Moses was a ball of fury, trying to keep the rage alive for his men, as Pangai came onto the park, and Papali’i got Parra rolling again with a deep drive towards the posts, before Nathan Brown sent it left to Gutho, who took it even deeper into the line, and lost it backwards. He clamoured for a strip, but the Eels didn’t get it, and only had one more tackle to work with – a Dylan Brown bomb that Burton collected with three minutes to go. Moses and Gutho made a heroic tackle on Pangai late in the next set, as the game now reached an unbearable pitch.
This would have been the time for Moses to shape for a two-point field goal, but the Eels couldn’t get him in place – and yet his grubber was almost as good, ricocheting off Yeo for Gutho to offload for a Capewell knock-on that gifted Parra the scrum with ninety seconds left. By the time they’d packed and played it, there was less than a minute – and if they’d scored here it would have gone down in Eels history. As it was, this was still the perfect closing note to an instant finals footy classic, as the Panthers got set to defend their goal line one last time.
Paulo tried to streamroll through on the left, RCG followed in his wake, and then Paulo put it down on play three. The game came down to an unforced error, as Penrith got seven tackles, but only needed a couple to slow down the play until the siren rang out.
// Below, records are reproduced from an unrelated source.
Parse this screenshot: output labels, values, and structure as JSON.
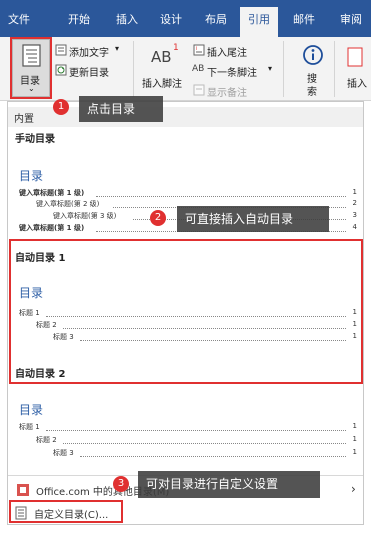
{
  "tabs": [
    "文件",
    "开始",
    "插入",
    "设计",
    "布局",
    "引用",
    "邮件",
    "审阅"
  ],
  "active_tab_index": 5,
  "ribbon": {
    "toc_button": "目录",
    "add_text": "添加文字",
    "add_text_arrow": "▾",
    "update_toc": "更新目录",
    "footnote_main": "AB",
    "footnote_sup": "1",
    "insert_footnote": "插入脚注",
    "insert_endnote": "插入尾注",
    "next_footnote": "下一条脚注",
    "next_footnote_arrow": "▾",
    "show_notes": "显示备注",
    "search": "搜\n索",
    "insert_citation": "插入"
  },
  "dropdown": {
    "builtin_header": "内置",
    "manual_title": "手动目录",
    "manual_toc_heading": "目录",
    "manual_entries": [
      {
        "text": "键入章标题(第 1 级)",
        "page": "1"
      },
      {
        "text": "键入章标题(第 2 级)",
        "page": "2"
      },
      {
        "text": "键入章标题(第 3 级)",
        "page": "3"
      },
      {
        "text": "键入章标题(第 1 级)",
        "page": "4"
      }
    ],
    "auto1_title": "自动目录 1",
    "auto1_toc_heading": "目录",
    "auto1_entries": [
      {
        "text": "标题 1",
        "page": "1"
      },
      {
        "text": "标题 2",
        "page": "1"
      },
      {
        "text": "标题 3",
        "page": "1"
      }
    ],
    "auto2_title": "自动目录 2",
    "auto2_toc_heading": "目录",
    "auto2_entries": [
      {
        "text": "标题 1",
        "page": "1"
      },
      {
        "text": "标题 2",
        "page": "1"
      },
      {
        "text": "标题 3",
        "page": "1"
      }
    ],
    "office_item": "Office.com 中的其他目录(M)",
    "office_arrow": "›",
    "custom_item": "自定义目录(C)..."
  },
  "callouts": [
    {
      "num": "1",
      "text": "点击目录"
    },
    {
      "num": "2",
      "text": "可直接插入自动目录"
    },
    {
      "num": "3",
      "text": "可对目录进行自定义设置"
    }
  ],
  "colors": {
    "ribbon_blue": "#2b579a",
    "highlight_red": "#e03030",
    "toc_blue": "#2e5fa6"
  }
}
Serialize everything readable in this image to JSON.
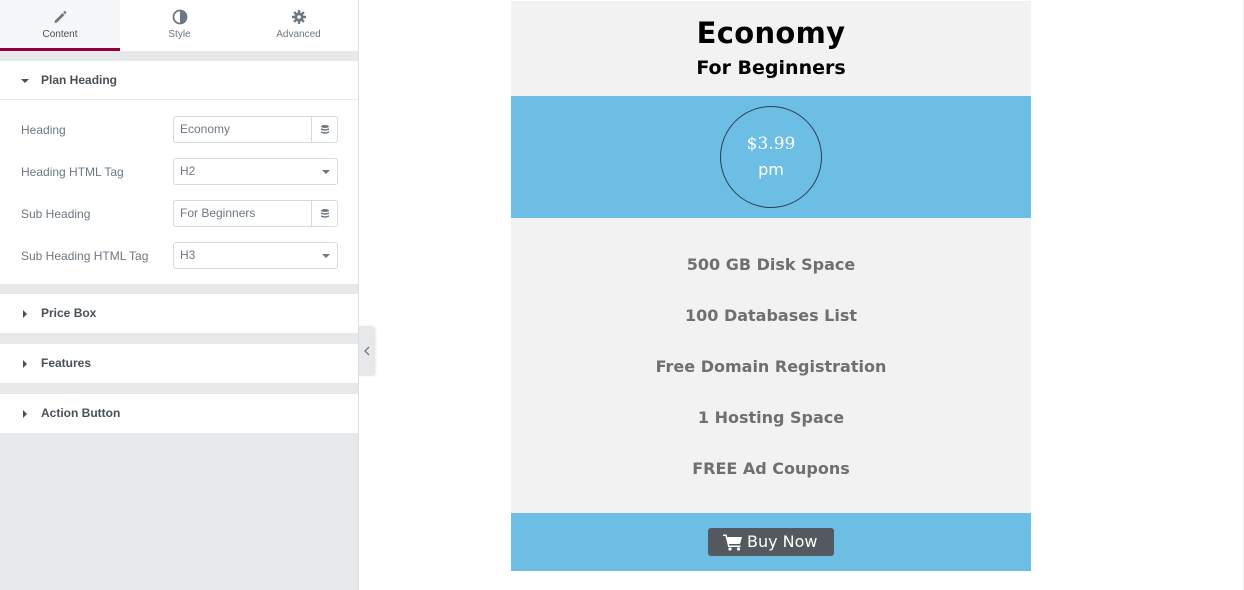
{
  "tabs": [
    {
      "label": "Content",
      "icon": "pencil-icon"
    },
    {
      "label": "Style",
      "icon": "half-circle-icon"
    },
    {
      "label": "Advanced",
      "icon": "gear-icon"
    }
  ],
  "sections": {
    "plan_heading": {
      "title": "Plan Heading"
    },
    "price_box": {
      "title": "Price Box"
    },
    "features": {
      "title": "Features"
    },
    "action_button": {
      "title": "Action Button"
    }
  },
  "fields": {
    "heading": {
      "label": "Heading",
      "value": "Economy"
    },
    "heading_tag": {
      "label": "Heading HTML Tag",
      "value": "H2"
    },
    "sub_heading": {
      "label": "Sub Heading",
      "value": "For Beginners"
    },
    "sub_heading_tag": {
      "label": "Sub Heading HTML Tag",
      "value": "H3"
    }
  },
  "card": {
    "heading": "Economy",
    "sub_heading": "For Beginners",
    "price": "$3.99",
    "period": "pm",
    "features": [
      "500 GB Disk Space",
      "100 Databases List",
      "Free Domain Registration",
      "1 Hosting Space",
      "FREE Ad Coupons"
    ],
    "button_label": "Buy Now"
  },
  "colors": {
    "accent": "#93003c",
    "band": "#6dbee5",
    "button": "#54595f",
    "card_bg": "#f2f2f2"
  }
}
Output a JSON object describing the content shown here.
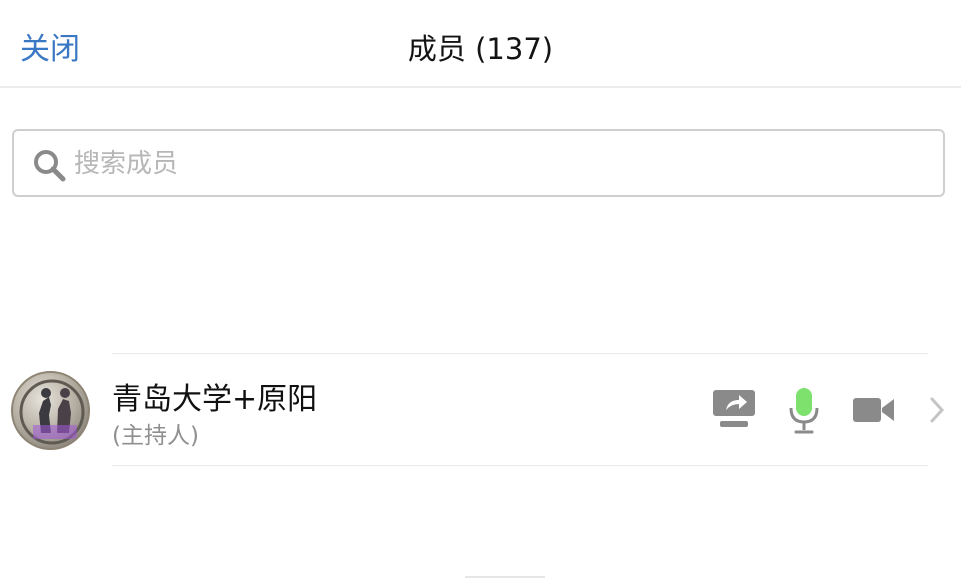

Parramatta’s season is over, while last year’s grand finalists will be meeting in a preliminary final next week – and let’s just hope that Penrith bring the same courage and conviction they showcased for this 8-6 score, which made their two decisions not to kick for goal in the back stanza even gutsier.